▶ **EXERCISE REQUIREMENTS**: The listing below must be returned in full and unchanged, without the images it carries.

▶ **DATA FOR PROCESSING**:
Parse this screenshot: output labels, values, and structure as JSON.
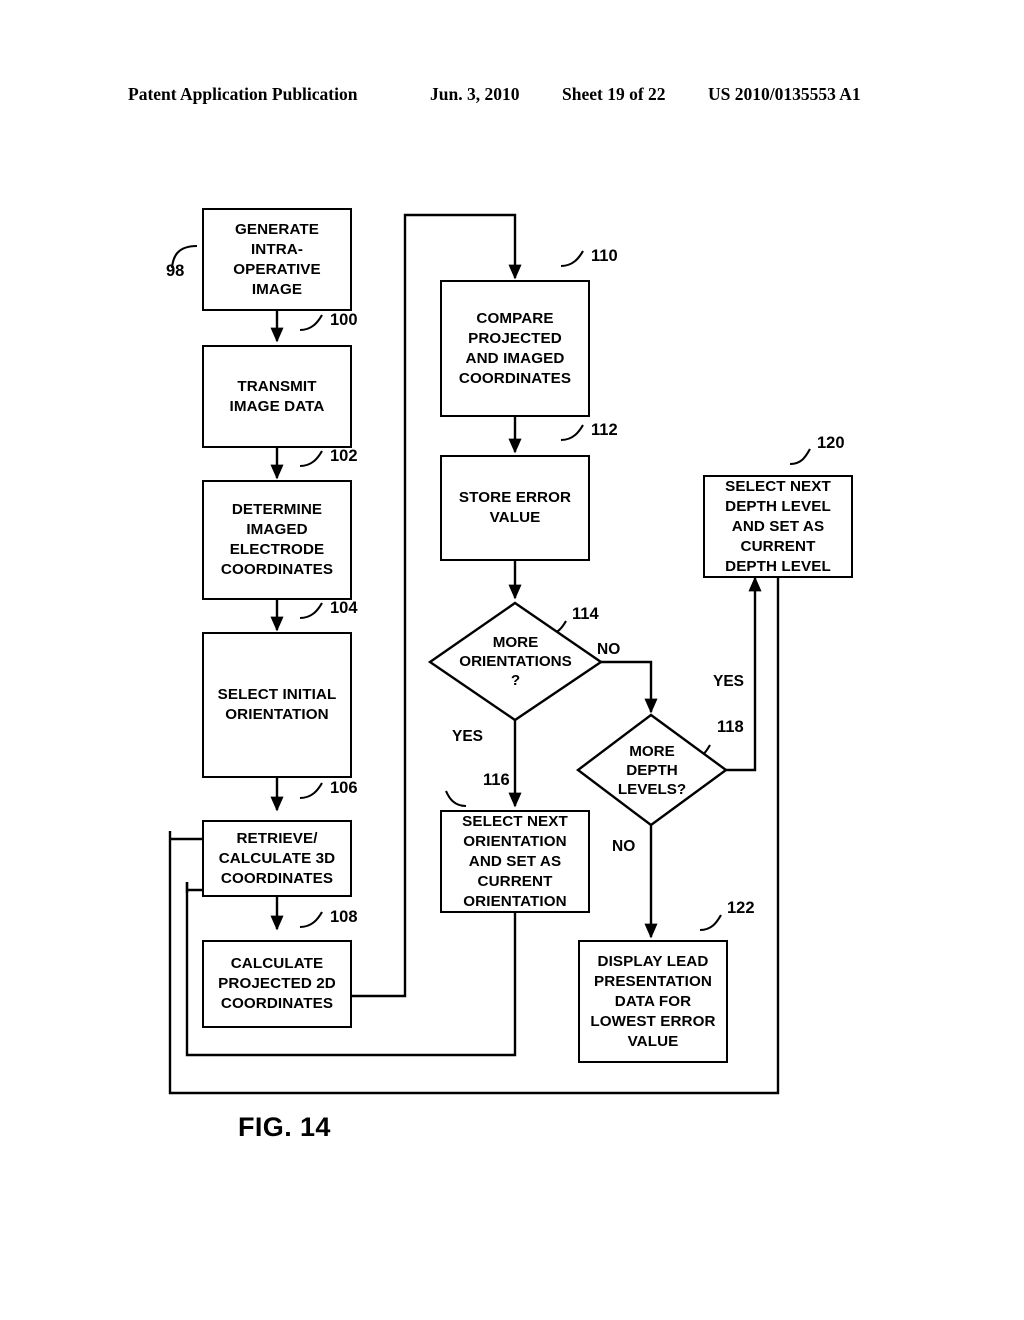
{
  "header": {
    "publication": "Patent Application Publication",
    "date": "Jun. 3, 2010",
    "sheet": "Sheet 19 of 22",
    "doc_number": "US 2010/0135553 A1"
  },
  "figure": {
    "caption": "FIG. 14",
    "ink_color": "#000000",
    "background_color": "#ffffff"
  },
  "nodes": {
    "n98": {
      "ref": "98",
      "label": "GENERATE INTRA-OPERATIVE IMAGE",
      "shape": "process"
    },
    "n100": {
      "ref": "100",
      "label": "TRANSMIT IMAGE DATA",
      "shape": "process"
    },
    "n102": {
      "ref": "102",
      "label": "DETERMINE IMAGED ELECTRODE COORDINATES",
      "shape": "process"
    },
    "n104": {
      "ref": "104",
      "label": "SELECT INITIAL ORIENTATION",
      "shape": "process"
    },
    "n106": {
      "ref": "106",
      "label": "RETRIEVE/ CALCULATE 3D COORDINATES",
      "shape": "process"
    },
    "n108": {
      "ref": "108",
      "label": "CALCULATE PROJECTED 2D COORDINATES",
      "shape": "process"
    },
    "n110": {
      "ref": "110",
      "label": "COMPARE PROJECTED AND IMAGED COORDINATES",
      "shape": "process"
    },
    "n112": {
      "ref": "112",
      "label": "STORE ERROR VALUE",
      "shape": "process"
    },
    "n114": {
      "ref": "114",
      "label": "MORE ORIENTATIONS ?",
      "shape": "decision"
    },
    "n116": {
      "ref": "116",
      "label": "SELECT NEXT ORIENTATION AND SET AS CURRENT ORIENTATION",
      "shape": "process"
    },
    "n118": {
      "ref": "118",
      "label": "MORE DEPTH LEVELS?",
      "shape": "decision"
    },
    "n120": {
      "ref": "120",
      "label": "SELECT NEXT DEPTH LEVEL AND SET AS CURRENT DEPTH LEVEL",
      "shape": "process"
    },
    "n122": {
      "ref": "122",
      "label": "DISPLAY LEAD PRESENTATION DATA FOR LOWEST ERROR VALUE",
      "shape": "process"
    }
  },
  "node_lines": {
    "n98": [
      "GENERATE",
      "INTRA-",
      "OPERATIVE",
      "IMAGE"
    ],
    "n100": [
      "TRANSMIT",
      "IMAGE DATA"
    ],
    "n102": [
      "DETERMINE",
      "IMAGED",
      "ELECTRODE",
      "COORDINATES"
    ],
    "n104": [
      "SELECT INITIAL",
      "ORIENTATION"
    ],
    "n106": [
      "RETRIEVE/",
      "CALCULATE 3D",
      "COORDINATES"
    ],
    "n108": [
      "CALCULATE",
      "PROJECTED 2D",
      "COORDINATES"
    ],
    "n110": [
      "COMPARE",
      "PROJECTED",
      "AND IMAGED",
      "COORDINATES"
    ],
    "n112": [
      "STORE ERROR",
      "VALUE"
    ],
    "n114": [
      "MORE",
      "ORIENTATIONS",
      "?"
    ],
    "n116": [
      "SELECT NEXT",
      "ORIENTATION",
      "AND SET AS",
      "CURRENT",
      "ORIENTATION"
    ],
    "n118": [
      "MORE",
      "DEPTH",
      "LEVELS?"
    ],
    "n120": [
      "SELECT NEXT",
      "DEPTH LEVEL",
      "AND SET AS",
      "CURRENT",
      "DEPTH LEVEL"
    ],
    "n122": [
      "DISPLAY LEAD",
      "PRESENTATION",
      "DATA FOR",
      "LOWEST ERROR",
      "VALUE"
    ]
  },
  "edge_labels": {
    "orientations_no": "NO",
    "orientations_yes": "YES",
    "depth_yes": "YES",
    "depth_no": "NO"
  }
}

▶ **OUTPUT BELOW**:
Parse this screenshot: output labels, values, and structure as JSON.
{
  "header": {
    "publication": "Patent Application Publication",
    "date": "Jun. 3, 2010",
    "sheet": "Sheet 19 of 22",
    "doc_number": "US 2010/0135553 A1"
  },
  "figure": {
    "caption": "FIG. 14",
    "ink_color": "#000000",
    "background_color": "#ffffff"
  },
  "nodes": {
    "n98": {
      "ref": "98",
      "label": "GENERATE INTRA-OPERATIVE IMAGE",
      "shape": "process"
    },
    "n100": {
      "ref": "100",
      "label": "TRANSMIT IMAGE DATA",
      "shape": "process"
    },
    "n102": {
      "ref": "102",
      "label": "DETERMINE IMAGED ELECTRODE COORDINATES",
      "shape": "process"
    },
    "n104": {
      "ref": "104",
      "label": "SELECT INITIAL ORIENTATION",
      "shape": "process"
    },
    "n106": {
      "ref": "106",
      "label": "RETRIEVE/ CALCULATE 3D COORDINATES",
      "shape": "process"
    },
    "n108": {
      "ref": "108",
      "label": "CALCULATE PROJECTED 2D COORDINATES",
      "shape": "process"
    },
    "n110": {
      "ref": "110",
      "label": "COMPARE PROJECTED AND IMAGED COORDINATES",
      "shape": "process"
    },
    "n112": {
      "ref": "112",
      "label": "STORE ERROR VALUE",
      "shape": "process"
    },
    "n114": {
      "ref": "114",
      "label": "MORE ORIENTATIONS ?",
      "shape": "decision"
    },
    "n116": {
      "ref": "116",
      "label": "SELECT NEXT ORIENTATION AND SET AS CURRENT ORIENTATION",
      "shape": "process"
    },
    "n118": {
      "ref": "118",
      "label": "MORE DEPTH LEVELS?",
      "shape": "decision"
    },
    "n120": {
      "ref": "120",
      "label": "SELECT NEXT DEPTH LEVEL AND SET AS CURRENT DEPTH LEVEL",
      "shape": "process"
    },
    "n122": {
      "ref": "122",
      "label": "DISPLAY LEAD PRESENTATION DATA FOR LOWEST ERROR VALUE",
      "shape": "process"
    }
  },
  "node_lines": {
    "n98": [
      "GENERATE",
      "INTRA-",
      "OPERATIVE",
      "IMAGE"
    ],
    "n100": [
      "TRANSMIT",
      "IMAGE DATA"
    ],
    "n102": [
      "DETERMINE",
      "IMAGED",
      "ELECTRODE",
      "COORDINATES"
    ],
    "n104": [
      "SELECT INITIAL",
      "ORIENTATION"
    ],
    "n106": [
      "RETRIEVE/",
      "CALCULATE 3D",
      "COORDINATES"
    ],
    "n108": [
      "CALCULATE",
      "PROJECTED 2D",
      "COORDINATES"
    ],
    "n110": [
      "COMPARE",
      "PROJECTED",
      "AND IMAGED",
      "COORDINATES"
    ],
    "n112": [
      "STORE ERROR",
      "VALUE"
    ],
    "n114": [
      "MORE",
      "ORIENTATIONS",
      "?"
    ],
    "n116": [
      "SELECT NEXT",
      "ORIENTATION",
      "AND SET AS",
      "CURRENT",
      "ORIENTATION"
    ],
    "n118": [
      "MORE",
      "DEPTH",
      "LEVELS?"
    ],
    "n120": [
      "SELECT NEXT",
      "DEPTH LEVEL",
      "AND SET AS",
      "CURRENT",
      "DEPTH LEVEL"
    ],
    "n122": [
      "DISPLAY LEAD",
      "PRESENTATION",
      "DATA FOR",
      "LOWEST ERROR",
      "VALUE"
    ]
  },
  "edge_labels": {
    "orientations_no": "NO",
    "orientations_yes": "YES",
    "depth_yes": "YES",
    "depth_no": "NO"
  }
}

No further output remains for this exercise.